Data items
• • •
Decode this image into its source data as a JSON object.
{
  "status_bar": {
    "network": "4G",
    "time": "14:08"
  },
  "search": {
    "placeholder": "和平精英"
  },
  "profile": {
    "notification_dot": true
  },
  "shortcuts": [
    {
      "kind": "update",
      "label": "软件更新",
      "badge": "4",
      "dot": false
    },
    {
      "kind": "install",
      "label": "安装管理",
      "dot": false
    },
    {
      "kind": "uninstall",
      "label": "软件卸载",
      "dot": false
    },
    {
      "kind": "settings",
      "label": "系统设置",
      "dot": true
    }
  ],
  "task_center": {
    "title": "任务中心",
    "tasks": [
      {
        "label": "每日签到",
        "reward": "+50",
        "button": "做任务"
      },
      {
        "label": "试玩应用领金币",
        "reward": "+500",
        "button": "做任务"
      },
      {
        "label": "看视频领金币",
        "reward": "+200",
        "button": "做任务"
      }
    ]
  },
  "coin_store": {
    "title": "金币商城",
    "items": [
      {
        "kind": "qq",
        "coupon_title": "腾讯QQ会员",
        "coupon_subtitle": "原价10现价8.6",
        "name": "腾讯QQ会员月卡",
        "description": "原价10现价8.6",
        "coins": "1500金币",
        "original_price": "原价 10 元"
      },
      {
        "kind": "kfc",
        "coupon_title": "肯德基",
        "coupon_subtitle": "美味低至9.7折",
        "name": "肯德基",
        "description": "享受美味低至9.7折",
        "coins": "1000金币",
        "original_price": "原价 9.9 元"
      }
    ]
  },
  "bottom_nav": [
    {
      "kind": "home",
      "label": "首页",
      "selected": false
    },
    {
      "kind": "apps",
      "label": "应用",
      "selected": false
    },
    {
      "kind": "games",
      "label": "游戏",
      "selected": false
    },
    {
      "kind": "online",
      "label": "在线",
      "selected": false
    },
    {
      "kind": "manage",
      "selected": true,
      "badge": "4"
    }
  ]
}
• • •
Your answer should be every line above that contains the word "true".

    "notification_dot": true
      "dot": true
      "selected": true,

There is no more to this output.